Getting a credit card with no credit history is tricky business. When a company is evaluating someone in consideration for giving them a card, one of the things they do is look at credit history.
Having no history makes it difficult for them to make a decision. There are some options for people who are in this situation however. Secured credit cards operate just like a regular card except you have to pay a security deposit to the company. Student credit cards are another type of card for beginners. However, it is important for someone to look at the fine print on these deals to make sure they are not getting into a bad contract.
Applying with No Credit
Building credit history with no credit can be difficult. However, it is not a good idea to continuously apply for different cards. Continuing to apply will hurt the current credit score. Opening a secured credit card account is a great way to establish a credit history. Once good credit behavior has been established over enough time this account can be transferred over to a non-secured account.
The chosen secured card should be one that will report to all 3 credit bureaus. Making all monthly payments on time is critical when trying to establish or re-establish good creditworthiness. Utilization habits is another critical aspect of building credit. Utilization should remain under 10% of your available spending limit. Choose a secured card with no annual fee if possible. It does not make sense to pay a fee on money that you are paying up front.
Credit Card Options
There are some types of credit cards that are favorable to people who have no credit history. The Capital One Quicksilver card or Platinum card is the best cashback card. It offers up to 1.5% cash back on purchases. The Barclay card is the best rewards card. It has double rewards on gas, groceries, utilities and no annual fee. Students can apply for the “It” card from Discover. This card offers 5% cash back on rotating quarterly categories. Discover also has the Chrome card which offers 2% cash back on gas and dining.
Store credit cards are historically loyal to people with low credit and no credit. Be sure that the card has Visa, Mastercard or an Amex logo on it. This is because of some stores issue cards that are only accepted in-store. Choose a card that fits your spending needs such as Walmart, Gap or Macy’s. Secured cards should be the last option. They are more expensive, have lower limits and higher fees than regular credit cards. Some good options for a secured card are Bank of America secured cards and Capital One secured cards.
There are training tools that explain how to apply for new credit after bankruptcy. The Credit One Platinum Visa is an unsecured credit card that is offered to someone after filing bankruptcy. The annual fee is based on creditworthiness and there’s even a 1% cash back offer. The Milestone Gold card gives a pre-qualification application option. This does not impact the credit score. One of the top options is the Capital One Secured MasterCard. It comes with no annual fee, no foreign transaction fee, and no balance transfer fee.
Other Tips and Tricks for Reestablishing Credit

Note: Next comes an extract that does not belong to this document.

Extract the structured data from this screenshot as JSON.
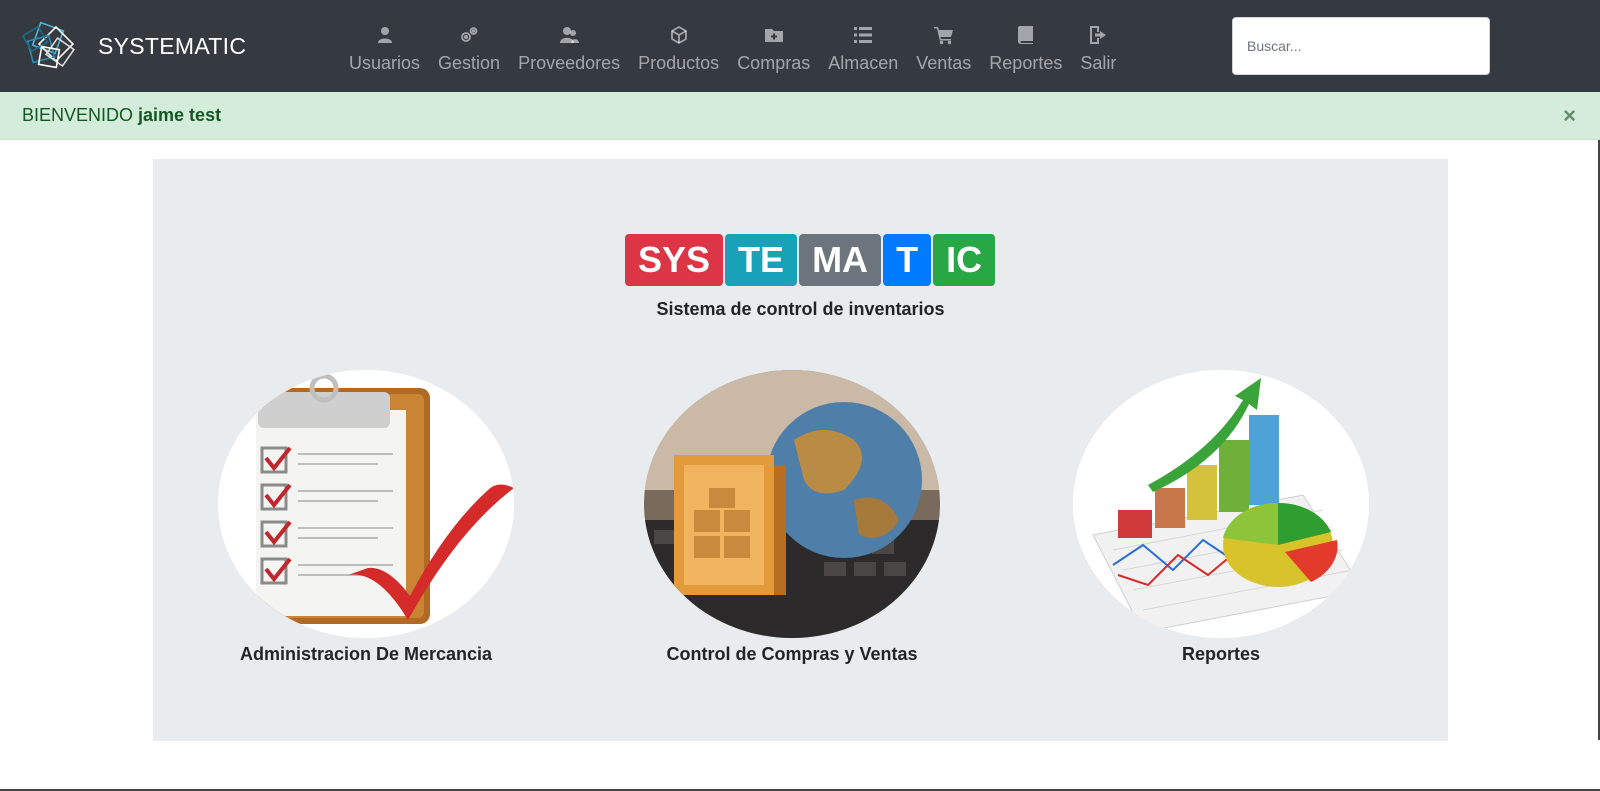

It is important to know exactly what your credit history is. Free sites like Credit Karma, Credit Sesame and Quizzle are available for personal research on an individual’s credit score. When applying for a card search for the best available offer. It is common for issuers to have different offers depending on the landing page that you click on. If you are interested in an online offer, take a screenshot. This will help to remember the terms and conditions of the original offer.
Importance of Income
State your entire income. Do not under-state this number. Report income from every source. Try to apply for multiple cards at once. This is a process known as an App-O-Rama or AOR. It is better to apply for two or more cards on the same day and preferably close to the same time. Issuers will not see the credit inquiries from other issuers if all applications are sent in at the same time. Make sure this process is done with different individual organizations and not the same company. Wait at least 90 days between each set of credit card applications.
Call the reconsideration line if not approved. If not approved, ask simple questions about the nature of the denial and if the company can provide more information.